There are so many different ways to be innovative. I recently attended a conference on Sustainability at the Yale Center for Customer Insights and heard Gary Hirshberg, Chairman and former CEO of Stonyfield Farm, speak. During his talk, I noticed that they have been able to innovate in multiple ways that contribute to their success.

First, they came up with an innovative way to stay in business so they could keep doing what mattered to them.

Originally, Stonyfield was more about soil cycling and education about organics. Then they lost their government funding, and had to come up with a way to keep doing what they wanted to do. They had this organic yogurt that they started selling, and it took off, enabling them to stay on track.

Second, they took a risk.

They started selling organic yogurt when no one was eating yogurt and no one knew what organic was. Hirshberg shared, “We had no supply and no demand.” Think about that for a minute. No supply and no demand—and they did it anyway! I’ve never heard a quote quite like that. They must have had a powerful vision, passion and mission, and just decided to go for it. Had they not taken the risk, they would not have had the chance to capitalize on upcoming trends and lead the marketplace in the organic yogurt category 

Third, they followed their values and used those values as a springboard to come up with an innovative operational practice. 

New Hampshire-based Stonyfield realized that when cleaning the production tanks, they were sending sludge to Vermont. That was inconsistent with their core values. Instead of just letting it go, they invested time and money to figure out a way to turn cleaning the tanks into energy production. Over time, this not only helped the environment—and Vermont—but also their own bottom line. 

I really admire their ability to take risks and break assumptions, while running a profitable business and sticking to their core values. The Stonyfield Farm story is a great example for companies who sometimes struggle to find even a single way to innovate. 

Ways you can do the same thing:

  • Practice Assumption Busting. What are the assumptions you have about the way you do business?  Choose a few and break them: What if that assumption was not true?  Where does that lead you?
  • Look at innovation, not just in terms of what innovative products and services you can come up with, but also in terms of how you deliver them.  Consider all aspects from personnel to supply chain to how you reach your customers.
  • Understand what your core values are and check them against company actions and policy to make sure that you are sticking to them. If you are swaying, and if they are truly important, then invest the time to figure out a solution.  You can use Forness® thinking as one tool to problem solve.  What are you “for” in the way you are doing business and what do you ”wish for” to stick to your values?  How might you change practices to stick closer to your values?

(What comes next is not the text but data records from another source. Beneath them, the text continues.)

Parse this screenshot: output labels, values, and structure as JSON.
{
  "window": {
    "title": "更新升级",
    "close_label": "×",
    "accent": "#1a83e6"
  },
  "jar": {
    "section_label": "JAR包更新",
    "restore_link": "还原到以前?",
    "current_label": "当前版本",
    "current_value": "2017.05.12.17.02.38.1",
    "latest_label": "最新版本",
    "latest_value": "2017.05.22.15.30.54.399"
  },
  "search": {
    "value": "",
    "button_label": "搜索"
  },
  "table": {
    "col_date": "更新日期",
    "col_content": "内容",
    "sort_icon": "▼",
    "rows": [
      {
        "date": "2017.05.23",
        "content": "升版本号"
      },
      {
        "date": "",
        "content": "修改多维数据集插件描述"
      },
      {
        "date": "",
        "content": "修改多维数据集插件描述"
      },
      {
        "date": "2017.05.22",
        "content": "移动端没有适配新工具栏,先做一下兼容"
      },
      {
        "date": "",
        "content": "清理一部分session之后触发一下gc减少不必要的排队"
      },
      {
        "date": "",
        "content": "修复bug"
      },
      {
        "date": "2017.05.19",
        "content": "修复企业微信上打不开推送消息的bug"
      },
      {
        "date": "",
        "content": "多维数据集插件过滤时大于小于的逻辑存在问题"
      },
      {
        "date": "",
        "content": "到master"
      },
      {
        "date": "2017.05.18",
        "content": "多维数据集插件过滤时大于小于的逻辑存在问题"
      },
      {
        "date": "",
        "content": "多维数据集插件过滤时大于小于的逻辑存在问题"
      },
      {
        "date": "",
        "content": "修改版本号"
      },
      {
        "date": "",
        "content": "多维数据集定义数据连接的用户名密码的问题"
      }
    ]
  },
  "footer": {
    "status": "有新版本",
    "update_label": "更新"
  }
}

With all these and so many more ways to innovate, there are opportunities out there for every company—if only we look around to find them. 

 

©2014 Ideas To Go, Inc. All rights reserved.

Beth Storz

Beth Storz is President and Innovation Process Facilitator at Ideas To Go. She co-authored the book, "Outsmart Your Instincts: How the Behavioral Innovation™ Approach Drives Your Company Forward." Beth has been a guest on many innovation podcasts and her work has been featured in media outlets such as HuffPost and Fortune. Beth holds a BS in Business Management from Cornell University and a MBA from New York University’s Stern School of Business, and has worked in brand management at some of the premier consumer packaged goods companies—including Unilever, Kraft and Nabisco. Since joining Ideas To Go, Beth has established herself as a leader in the Innovation landscape and designed and facilitated projects for hundreds of companies—from CPG to financial services to pharmaceuticals.